* **Dataset rows for apps and sites**:
┏━━

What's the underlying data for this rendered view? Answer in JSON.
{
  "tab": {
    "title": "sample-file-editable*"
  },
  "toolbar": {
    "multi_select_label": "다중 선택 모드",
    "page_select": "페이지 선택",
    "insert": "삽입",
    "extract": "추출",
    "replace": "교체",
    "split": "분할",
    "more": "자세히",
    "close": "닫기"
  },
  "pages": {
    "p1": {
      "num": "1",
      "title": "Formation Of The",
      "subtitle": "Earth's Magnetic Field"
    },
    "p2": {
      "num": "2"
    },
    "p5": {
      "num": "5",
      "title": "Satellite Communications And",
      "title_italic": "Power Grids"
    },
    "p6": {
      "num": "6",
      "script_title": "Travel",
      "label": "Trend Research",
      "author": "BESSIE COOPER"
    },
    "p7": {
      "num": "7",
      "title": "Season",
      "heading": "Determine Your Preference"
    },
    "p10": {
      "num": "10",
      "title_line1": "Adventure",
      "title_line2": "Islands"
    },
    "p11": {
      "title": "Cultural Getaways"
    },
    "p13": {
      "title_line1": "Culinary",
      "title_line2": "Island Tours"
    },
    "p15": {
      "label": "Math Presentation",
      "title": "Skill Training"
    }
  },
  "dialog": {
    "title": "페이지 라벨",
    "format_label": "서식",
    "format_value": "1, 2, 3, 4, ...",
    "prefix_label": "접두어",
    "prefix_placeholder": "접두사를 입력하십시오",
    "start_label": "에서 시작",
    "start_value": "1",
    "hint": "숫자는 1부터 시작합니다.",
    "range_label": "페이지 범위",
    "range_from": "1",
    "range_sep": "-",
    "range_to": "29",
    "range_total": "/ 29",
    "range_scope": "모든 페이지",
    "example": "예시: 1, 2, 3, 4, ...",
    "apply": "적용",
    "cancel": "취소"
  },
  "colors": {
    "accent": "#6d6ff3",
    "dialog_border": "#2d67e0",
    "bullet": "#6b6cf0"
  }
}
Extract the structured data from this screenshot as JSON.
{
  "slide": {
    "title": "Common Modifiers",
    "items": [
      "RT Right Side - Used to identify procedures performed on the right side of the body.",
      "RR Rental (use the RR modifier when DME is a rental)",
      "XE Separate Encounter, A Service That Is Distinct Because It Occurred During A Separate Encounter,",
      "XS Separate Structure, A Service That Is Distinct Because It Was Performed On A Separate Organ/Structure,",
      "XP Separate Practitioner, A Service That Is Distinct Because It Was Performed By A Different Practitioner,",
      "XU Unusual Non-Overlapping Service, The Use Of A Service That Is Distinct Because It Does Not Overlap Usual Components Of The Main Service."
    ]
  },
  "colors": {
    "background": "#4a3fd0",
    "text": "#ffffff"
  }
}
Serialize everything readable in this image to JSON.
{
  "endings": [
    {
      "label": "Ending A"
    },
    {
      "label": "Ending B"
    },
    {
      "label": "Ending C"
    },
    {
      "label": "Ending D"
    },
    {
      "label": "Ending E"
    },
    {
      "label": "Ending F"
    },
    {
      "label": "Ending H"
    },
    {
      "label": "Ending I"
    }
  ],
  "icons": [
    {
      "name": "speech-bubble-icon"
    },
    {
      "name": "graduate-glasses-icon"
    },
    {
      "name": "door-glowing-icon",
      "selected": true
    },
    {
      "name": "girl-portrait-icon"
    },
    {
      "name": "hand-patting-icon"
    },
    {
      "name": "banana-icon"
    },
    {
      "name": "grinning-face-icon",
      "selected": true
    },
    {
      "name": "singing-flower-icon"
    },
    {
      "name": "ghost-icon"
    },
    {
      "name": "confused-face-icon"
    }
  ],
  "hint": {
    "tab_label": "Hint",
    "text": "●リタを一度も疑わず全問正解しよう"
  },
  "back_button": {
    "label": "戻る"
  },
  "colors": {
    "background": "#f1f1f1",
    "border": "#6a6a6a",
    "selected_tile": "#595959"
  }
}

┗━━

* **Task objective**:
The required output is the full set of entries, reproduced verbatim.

* **Answer section**:
What's the underlying data for this rendered view? Answer in JSON.
{
  "tab": {
    "title": "sample-file-editable*"
  },
  "toolbar": {
    "multi_select_label": "다중 선택 모드",
    "page_select": "페이지 선택",
    "insert": "삽입",
    "extract": "추출",
    "replace": "교체",
    "split": "분할",
    "more": "자세히",
    "close": "닫기"
  },
  "pages": {
    "p1": {
      "num": "1",
      "title": "Formation Of The",
      "subtitle": "Earth's Magnetic Field"
    },
    "p2": {
      "num": "2"
    },
    "p5": {
      "num": "5",
      "title": "Satellite Communications And",
      "title_italic": "Power Grids"
    },
    "p6": {
      "num": "6",
      "script_title": "Travel",
      "label": "Trend Research",
      "author": "BESSIE COOPER"
    },
    "p7": {
      "num": "7",
      "title": "Season",
      "heading": "Determine Your Preference"
    },
    "p10": {
      "num": "10",
      "title_line1": "Adventure",
      "title_line2": "Islands"
    },
    "p11": {
      "title": "Cultural Getaways"
    },
    "p13": {
      "title_line1": "Culinary",
      "title_line2": "Island Tours"
    },
    "p15": {
      "label": "Math Presentation",
      "title": "Skill Training"
    }
  },
  "dialog": {
    "title": "페이지 라벨",
    "format_label": "서식",
    "format_value": "1, 2, 3, 4, ...",
    "prefix_label": "접두어",
    "prefix_placeholder": "접두사를 입력하십시오",
    "start_label": "에서 시작",
    "start_value": "1",
    "hint": "숫자는 1부터 시작합니다.",
    "range_label": "페이지 범위",
    "range_from": "1",
    "range_sep": "-",
    "range_to": "29",
    "range_total": "/ 29",
    "range_scope": "모든 페이지",
    "example": "예시: 1, 2, 3, 4, ...",
    "apply": "적용",
    "cancel": "취소"
  },
  "colors": {
    "accent": "#6d6ff3",
    "dialog_border": "#2d67e0",
    "bullet": "#6b6cf0"
  }
}
Extract the structured data from this screenshot as JSON.
{
  "slide": {
    "title": "Common Modifiers",
    "items": [
      "RT Right Side - Used to identify procedures performed on the right side of the body.",
      "RR Rental (use the RR modifier when DME is a rental)",
      "XE Separate Encounter, A Service That Is Distinct Because It Occurred During A Separate Encounter,",
      "XS Separate Structure, A Service That Is Distinct Because It Was Performed On A Separate Organ/Structure,",
      "XP Separate Practitioner, A Service That Is Distinct Because It Was Performed By A Different Practitioner,",
      "XU Unusual Non-Overlapping Service, The Use Of A Service That Is Distinct Because It Does Not Overlap Usual Components Of The Main Service."
    ]
  },
  "colors": {
    "background": "#4a3fd0",
    "text": "#ffffff"
  }
}
Serialize everything readable in this image to JSON.
{
  "endings": [
    {
      "label": "Ending A"
    },
    {
      "label": "Ending B"
    },
    {
      "label": "Ending C"
    },
    {
      "label": "Ending D"
    },
    {
      "label": "Ending E"
    },
    {
      "label": "Ending F"
    },
    {
      "label": "Ending H"
    },
    {
      "label": "Ending I"
    }
  ],
  "icons": [
    {
      "name": "speech-bubble-icon"
    },
    {
      "name": "graduate-glasses-icon"
    },
    {
      "name": "door-glowing-icon",
      "selected": true
    },
    {
      "name": "girl-portrait-icon"
    },
    {
      "name": "hand-patting-icon"
    },
    {
      "name": "banana-icon"
    },
    {
      "name": "grinning-face-icon",
      "selected": true
    },
    {
      "name": "singing-flower-icon"
    },
    {
      "name": "ghost-icon"
    },
    {
      "name": "confused-face-icon"
    }
  ],
  "hint": {
    "tab_label": "Hint",
    "text": "●リタを一度も疑わず全問正解しよう"
  },
  "back_button": {
    "label": "戻る"
  },
  "colors": {
    "background": "#f1f1f1",
    "border": "#6a6a6a",
    "selected_tile": "#595959"
  }
}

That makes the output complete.